Nutrition and Aging was the topic of a recent gathering at Thornton Oaks Retirement Community in Brunswick, Maine as part of the Ounce of Prevention series. This article is shared from the blog of Deb Nelson from Be Well Consulting Group. The most recent session, titled Nutrition and Aging: How Your Needs Change as You Age, was presented by Alison Fernald, RD, LD, CDE. Aging was defined by Alison as the 50+ crowd. Here are some of the highlights from Deb’s blog on Alison’s talk.


The message we received loud and clear was that if we took only one thing from this presentation, it should be: Water. Water. Water. Drink up, people! Don’t like water? Not in the habit of drinking water? Make that glass of water appealing by adding lemon slices, fresh mint and cucumber slices, strawberry slices. The water that we drink makes sure that the nutrients in our food make their way to our cells. Water also helps fight inflammation, flushing toxins out of our bodies.


Fiber (with an assist from water and exercise) keeps things moving through our digestive system, playing a key role in bowel health – moving waste through our 25-ish feet of intestines. Yes, it’s pretty much impossible to talk about nutrition without mentioning poop.


Allison recommends eating 5 – 9 servings (a serving = ½ cup) of fruits and vegetables a day. Alison suggested ½ of your plate should be filled with non-starchy vegetables, ¼ of the plate with grains, and ¼ of the plate with protein (and reminded us that beans are good source of protein – no need to stick with only animal products to get protein). Those fruits and veggies fight inflammation and help keep our joints healthy and provide us with some valuable nutrients.

nutrition and agingFYI – I follow a plant-based diet (See Physicians for Responsible Medicine power plate booklet), and I was super happy to see Alison sharing one of my favorite cookbooks with the group.  


Exercise continues to be important as we age: in addition to lending an assist with digestion, exercise also helps to keep our joints strong and helps to reduce inflammation.
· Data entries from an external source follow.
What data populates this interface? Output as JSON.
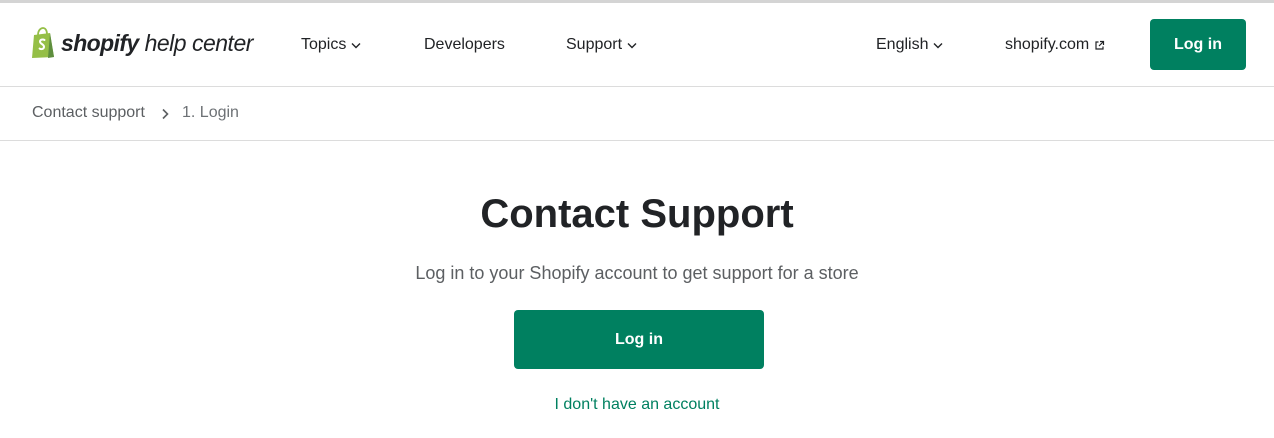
{
  "header": {
    "logo": {
      "brand": "shopify",
      "subtitle": "help center",
      "icon": "shopify-bag-icon",
      "icon_color": "#95bf47"
    },
    "nav": {
      "topics": "Topics",
      "developers": "Developers",
      "support": "Support"
    },
    "language": "English",
    "external_link": "shopify.com",
    "login_label": "Log in"
  },
  "breadcrumb": {
    "parent": "Contact support",
    "current": "1. Login"
  },
  "main": {
    "title": "Contact Support",
    "subtitle": "Log in to your Shopify account to get support for a store",
    "login_label": "Log in",
    "no_account_link": "I don't have an account"
  },
  "colors": {
    "accent": "#008060",
    "text": "#212326",
    "muted": "#5c5f62",
    "divider": "#dcdcdc"
  }
}
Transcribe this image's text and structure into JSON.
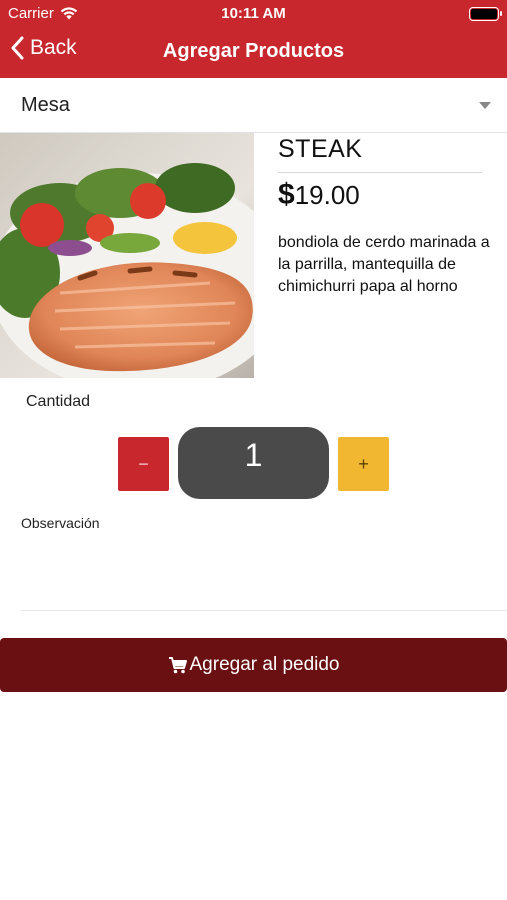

Weight-bearing exercise keeps our bones strong, so get out there and go for a walk or run.


We experience a natural loss of appetite as we age. Alison cautioned us to monitor our weight: if you find yourself losing 5 pounds or more in a month, check in with your health care team.

Watch for weight gain as well. If you’re living in a senior community, each meal averages 700 – 1000 calories (2100 – 3000 calories if you eat three meals in a day); yet, seniors daily caloric intake should be 1400 – 2000 calories. You’ll need to be an advocate for yourself: Alison suggests requesting more veggies on your plate along with a side salad and a small piece of meat (size of a deck of cards). Be persistent; servers and kitchen staff are glad to help you get the food that will fuel you best.


Drink water. Eat a variety of fruits and vegetables. Exercise. Advocate for yourself. And, of course, check with your healthcare team before making any changes to diet and lifestyle.

You’ll notice that these suggestions from Alison apply to us at any age. As we age, however, it’s important to take our history into consideration and identify food and exercise that cause us discomfort. Alison focused on diverticulitis as an example of a common condition in seniors – this underscores the importance of being an advocate for ourselves. Aging doesn’t mean we have to feel lousy; check in with your healthcare team to get to the root of your discomfort and make adjustments.

This was a great discussion; make sure you take advantage of programs and resources available in your community. Jump into the conversation, listen, and learn.”

Deb Nelson at Be Well Consulting Group is an author, health coach and consultant in Yarouth, Maine. You can learn more about her focus and work at Be Well Consulting Group, or contact her at